"The initial project is in Berlin’s Charlottenburg-Wilmersdorf district. Learnings will be applied in two other German locations, and then shared across other European cities. With this, Amazon is recognizing the urgency of the climate crisis and its impacts on urban communities. The announcement follows The Climate Pledge, the company’s commitment to be net zero carbon by 2040."

•  Bloomberg reports that "Bayer has reached verbal agreements to resolve a substantial portion of an estimated 125,000 U.S. cancer lawsuits over use of its Roundup weedkiller, according to people familiar with the negotiations.

"The deals, which have yet to be signed and cover an estimated 50,000 to 85,000 suits, are part of a $10-billion Bayer plan to end a costly legal battle the company inherited when it acquired Monsanto in 2018, the people said. Although some lawyers are still holding out, payouts for settled cases will range from a few thousand dollars each to a few million, said the people, who asked not to be identified because they weren’t authorized to speak publicly."

Resolving all the various lawsuits against the company has been a high priority for CEO Werner Baumann, the story says.

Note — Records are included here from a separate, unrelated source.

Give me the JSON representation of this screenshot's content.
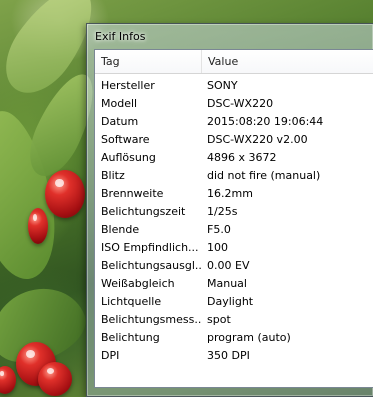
{
  "window": {
    "title": "Exif Infos"
  },
  "table": {
    "columns": [
      "Tag",
      "Value"
    ],
    "rows": [
      {
        "tag": "Hersteller",
        "value": "SONY"
      },
      {
        "tag": "Modell",
        "value": "DSC-WX220"
      },
      {
        "tag": "Datum",
        "value": "2015:08:20 19:06:44"
      },
      {
        "tag": "Software",
        "value": "DSC-WX220 v2.00"
      },
      {
        "tag": "Auflösung",
        "value": "4896 x 3672"
      },
      {
        "tag": "Blitz",
        "value": "did not fire (manual)"
      },
      {
        "tag": "Brennweite",
        "value": "16.2mm"
      },
      {
        "tag": "Belichtungszeit",
        "value": "1/25s"
      },
      {
        "tag": "Blende",
        "value": "F5.0"
      },
      {
        "tag": "ISO Empfindlich...",
        "value": "100"
      },
      {
        "tag": "Belichtungsausgl...",
        "value": "0.00 EV"
      },
      {
        "tag": "Weißabgleich",
        "value": "Manual"
      },
      {
        "tag": "Lichtquelle",
        "value": "Daylight"
      },
      {
        "tag": "Belichtungsmess...",
        "value": "spot"
      },
      {
        "tag": "Belichtung",
        "value": "program (auto)"
      },
      {
        "tag": "DPI",
        "value": "350 DPI"
      }
    ]
  }
}
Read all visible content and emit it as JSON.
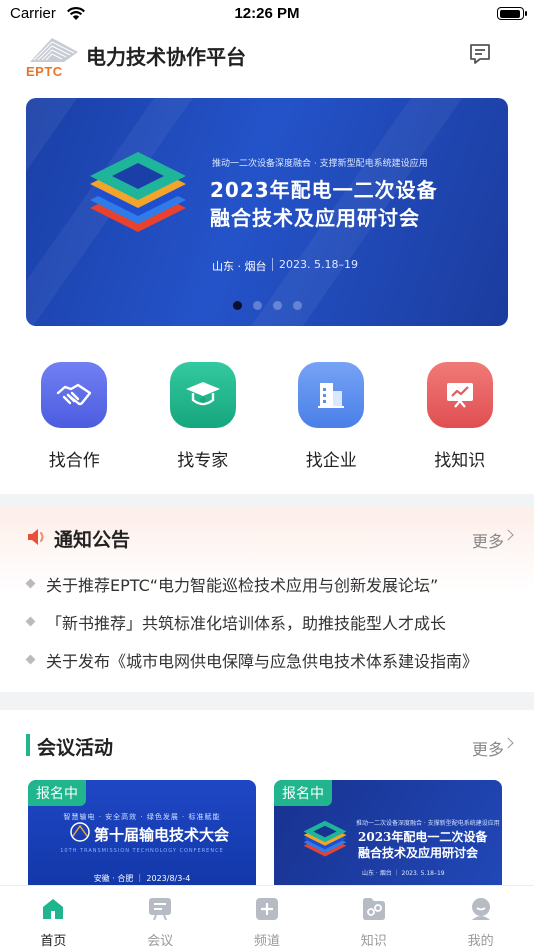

Bloomberg writes that "the settlements are designed to resolve claims that Roundup, whose active ingredient is the chemical glyphosate, caused non-Hodgkin’s lymphoma in some users. The company denies that Roundup or glyphosate cause cancer, a position backed by the U.S. Environmental Protection Agency. Still, after Bayer’s court losses spurred a surge in new suits, investors such as Elliott Management Corp. urged the company to seek a comprehensive settlement."

•  From Variety:

"Amazon has turned one of the buildings in its Seattle headquarters into a permanent homeless shelter.

"Since 2017, the company had plans to create a homeless shelter for Mary’s Place Family Center on its Seattle campus. From 2016 to 2018, the shelter had operated out of a vacant Amazon building, but now the new location in the Regrade neighborhood of Seattle has opened.

"The brand new facility has eight floors and 63,000 square feet of usable space, which increases the organization’s overall capacity by 40% in King County, Wash. The shelter has an industrial kitchen for residents to use, an on-site health clinic, office space and recreational areas where kids can play. Mary’s Place can shelter up to 1,000 people per year and 200 family members each night."

•  Bloomberg has a story about Sprouts Farmers Market, which CEO Jack Sinclair says "is well suited for the shift toward healthier lifestyles. Stores are loaded with organic produce. There’s a butcher and a fish market. They also have aisles of vitamins and health supplements."

"I think there's a fundamental trend which has been accelerated by customers—sensitivity to what you eat," he says.  "There's a tailwind behind that. More people are going to be interested in that going forward. If you look around our shelves, we sell things which nobody else sells."

Sinclair says that he expects to add 20 stores to the company's 344-store fleet in the coming year.